Retail and ecommerce marketing leaders have the same ever-increasing goals: capture more attention, generate more traffic, and earn more sales. Marketing teams are busy churning out campaigns, updating product and landing pages, and dreaming up new deals and promotions. All marketing leaders share similar challenges. Increased competition and a plethora of new channels and devices make it difficult to reach the target audience. Marketing teams are stretched trying to accomplish initiatives and maximize ROI with limited resources.
In this three-part series, we'll dig into these common challenges. You'll learn how to identify and maximize current effective marketing activities. You'll also find out how to build a multichannel marketing strategy that will uncover and match the strengths of the business to the desires of the consumer. And you’ll learn how to use content to connect and convert more customers and see examples from industry leaders.
You’re not in control, and that's OK.
As requests to invest in new channels increase every year, marketing budgets get sliced thinner and thinner. Retailers scramble for attention and control of the market while their ability to prove business value diminishes.
The real problem is that consumers have all the control. They get to decide which merchants can interact with them, market to them. Modern consumers know when they’re being marketed to and they’re quick to ignore it.
Power to the Consumer
Directly to the right of my status update on Facebook is an ad for Indochino. To the clothing company’s credit, it’s a timely and well-placed ad—I happen to really like paisley dress shirts. But I still know I’m being marketed to. I’m OK with it, to a certain degree. Besides, I have the option to turn the ad off. I can literally delete the ad in Facebook. Power to the consumer!

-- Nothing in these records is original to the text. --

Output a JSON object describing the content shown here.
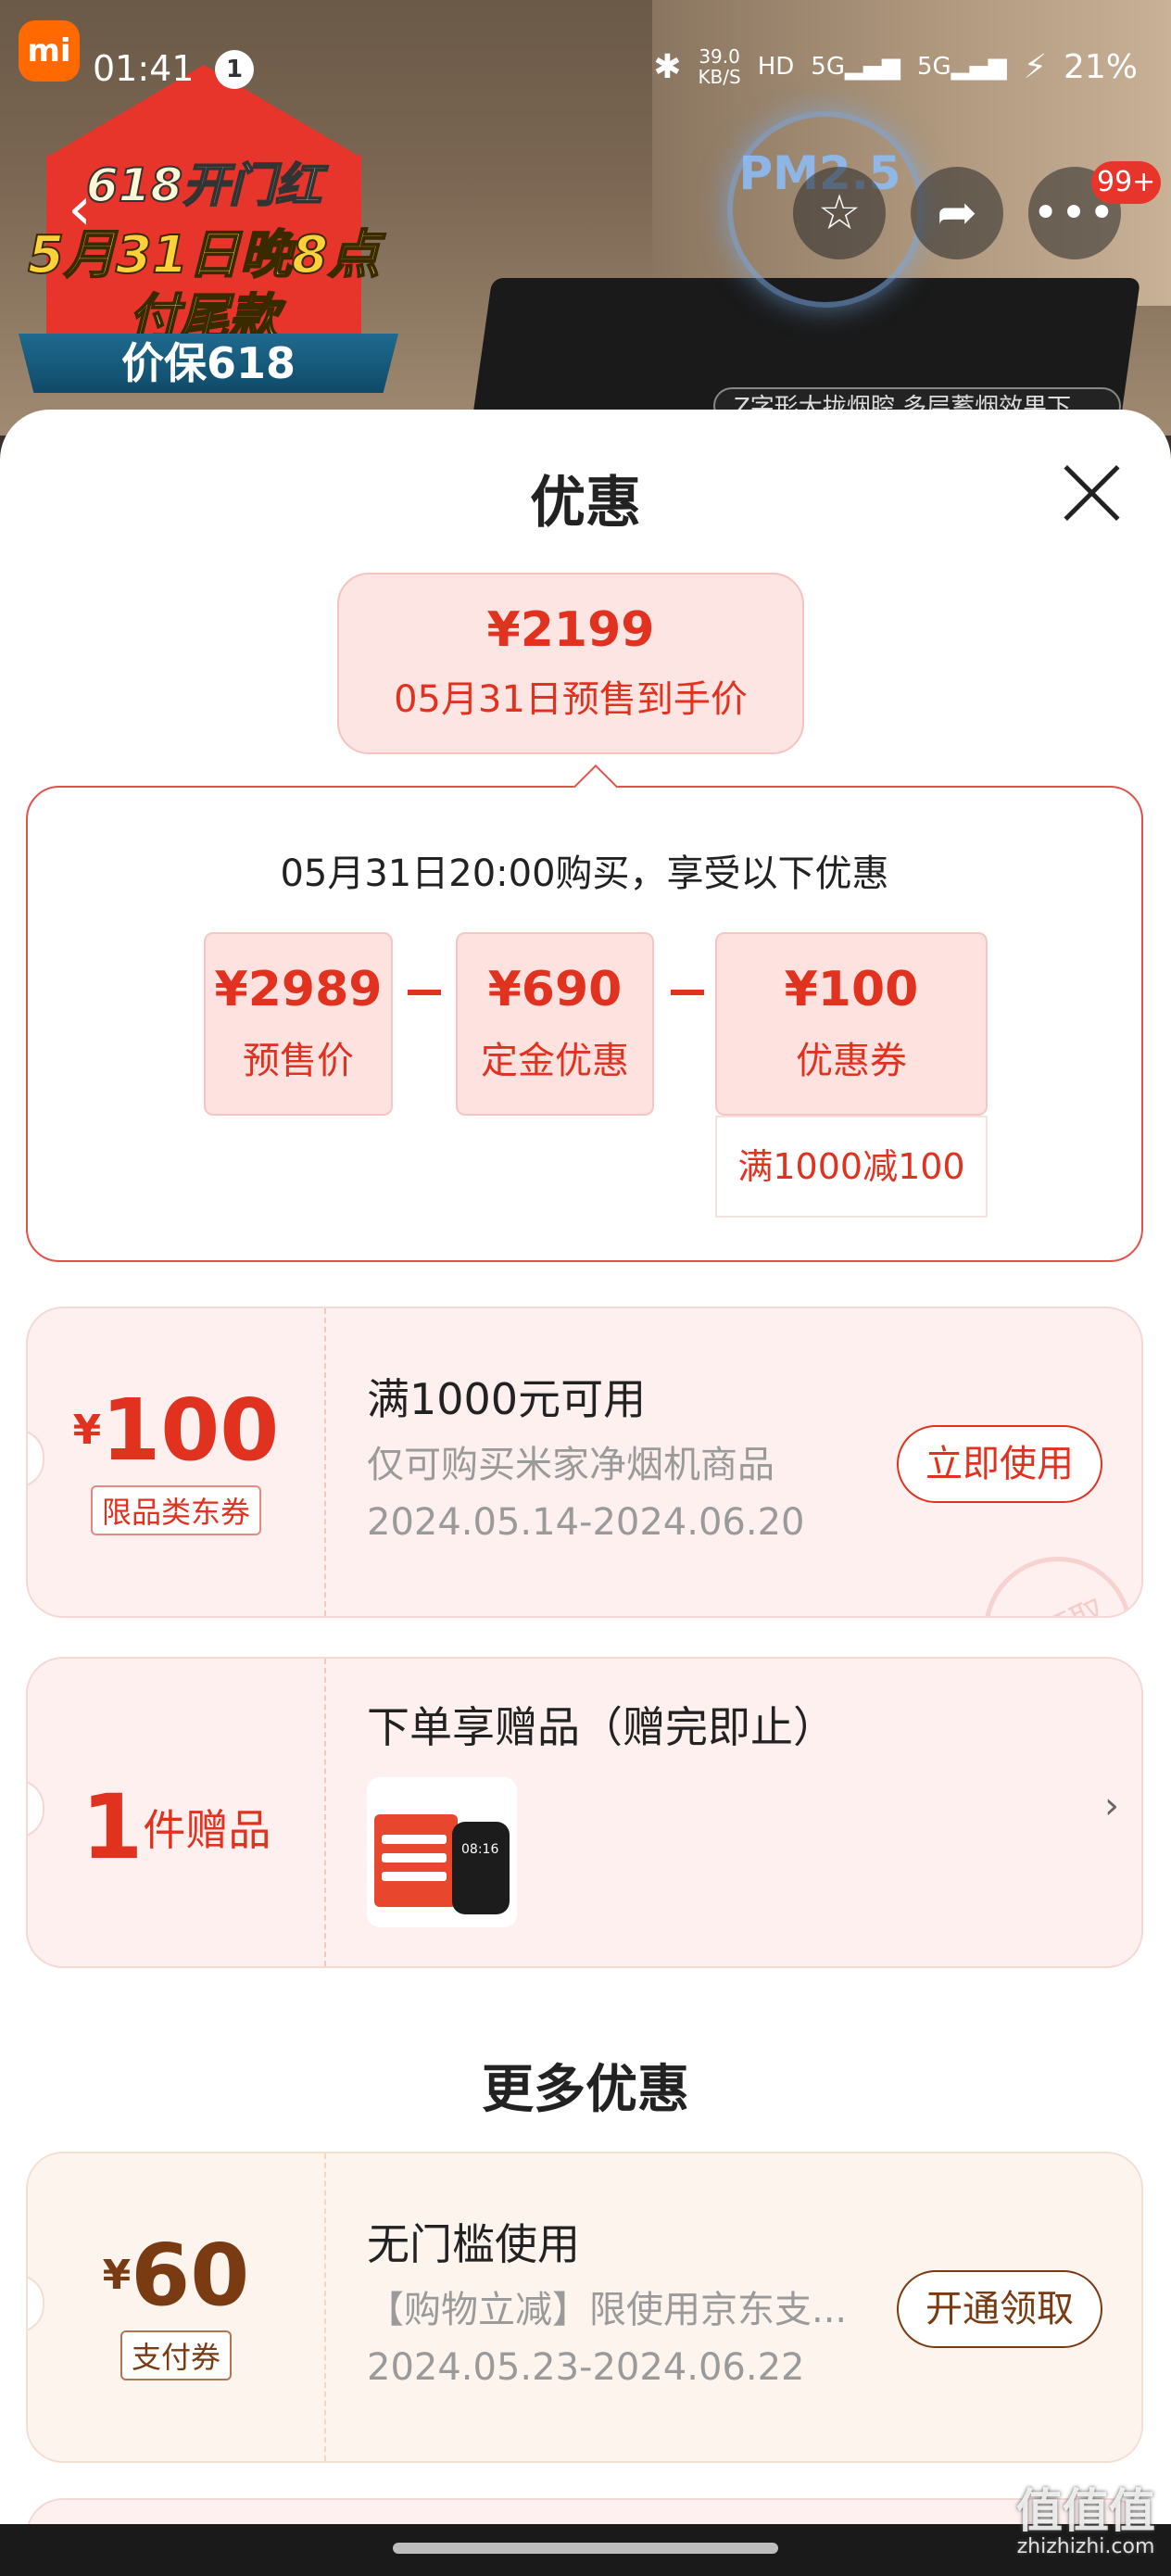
{
  "status_bar": {
    "time": "01:41",
    "notification_count": "1",
    "net_speed_value": "39.0",
    "net_speed_unit": "KB/S",
    "hd_label": "HD",
    "sig1": "5G",
    "sig2": "5G",
    "battery": "21%"
  },
  "promo_banner": {
    "line1": "618开门红",
    "line2": "5月31日晚8点",
    "line3": "付尾款",
    "ribbon": "价保618"
  },
  "product_image": {
    "pm_label": "PM2.5",
    "caption": "Z字形大拢烟腔 多层蓄烟效果下"
  },
  "nav": {
    "more_badge": "99+"
  },
  "sheet": {
    "title": "优惠",
    "price": "¥2199",
    "price_subtitle": "05月31日预售到手价",
    "detail_header": "05月31日20:00购买，享受以下优惠",
    "breakdown": [
      {
        "value": "¥2989",
        "label": "预售价"
      },
      {
        "value": "¥690",
        "label": "定金优惠"
      },
      {
        "value": "¥100",
        "label": "优惠券"
      }
    ],
    "coupon_condition": "满1000减100"
  },
  "coupon1": {
    "currency": "¥",
    "amount": "100",
    "tag": "限品类东券",
    "title": "满1000元可用",
    "desc": "仅可购买米家净烟机商品",
    "validity": "2024.05.14-2024.06.20",
    "button": "立即使用",
    "stamp": "已领取"
  },
  "gift": {
    "count": "1",
    "unit": "件赠品",
    "title": "下单享赠品（赠完即止）"
  },
  "more_title": "更多优惠",
  "coupon2": {
    "currency": "¥",
    "amount": "60",
    "tag": "支付券",
    "title": "无门槛使用",
    "desc": "【购物立减】限使用京东支...",
    "validity": "2024.05.23-2024.06.22",
    "button": "开通领取"
  },
  "watermark": {
    "main": "值值值",
    "sub": "zhizhizhi.com"
  }
}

Retail apps also empower the consumer. Apps are downloaded by the millions and yet can easily be replaced and deleted on any device at the consumer’s discretion.. A recent study by Forrester Research and commissioned by RetailMeNot says that a mere 10% of users with at least one retail mobile app use the app daily, and 13% say they never use their apps at all.
Considering the proliferation of mobile apps, it seems logical that the more utilitarian and helpful the app is, the less likely it is to be deleted. But again, this decision lies with the consumer. The decision to invest in mobile application development must take consumer control into account.
Retailers are even losing control over the ability to market effectively through more traditional forms of marketing and advertising. Consider TV advertising. Modern smart TVs and streaming devices connect consumers directly to all the programming they want, commercial free. Think of traditional radio, too. Subscription services such as Pandora and Spotify not only provide every song ever created on-demand, but they’ll also turn off the ads for a nominal subscription fee.
It’s a fascinating time to be a consumer marketer. Looking at all the options and channels available, it’s easy to feel overwhelmed and to think, “There’s no way I can do everything.” And you’re right. Focusing on too many marketing initiatives with poor direction and strategy diminishes the value of them all. Therefore, you have to make some strategic decisions about where to spend your time and money:
You have to know what you have, what you’re good at currently, and what’s working from an ROI perspective. Double down on these efforts at least temporarily while you begin to answer some bigger questions:
The answers to these questions typically revolve around an integrated multichannel marketing strategy. It’s not enough to fill marketing roles anymore—one person for SEO, one for email marketing, one managing paid search, and so on. This isn’t a strategy; it’s skill-set hiring without a plan. Each team will create its own, independent strategies, but rarely does anything become integrated.
What you should strive for is a multichannel, multidiscipline approach to combine all these processes and focus attention on a common goal. One way to do this is by creating a buyer-centric multichannel marketing strategy.
Capture the Attention of the Always-On Consumer
It’s easy to assume the attention span of consumers is decreasing. We think we have to be everywhere because the consumer is everywhere. What if we reverse this belief and build something so useful that the consumer will want to come to us? What if we choose to believe it’s not that consumers’ attention spans are decreasing but that consumers are getting better at filtering the noise? When consumers have more control, you can focus more precisely on exactly what interests them the most.
Over the next couple of weeks, I’ll outline a way to find this sweet spot for your business. Meantime, consider the following steps to start organizing your thoughts:
Stay tuned next week for Part 2, in which we'll dig into the details about creating a highly effective multichannel ecommerce marketing strategy.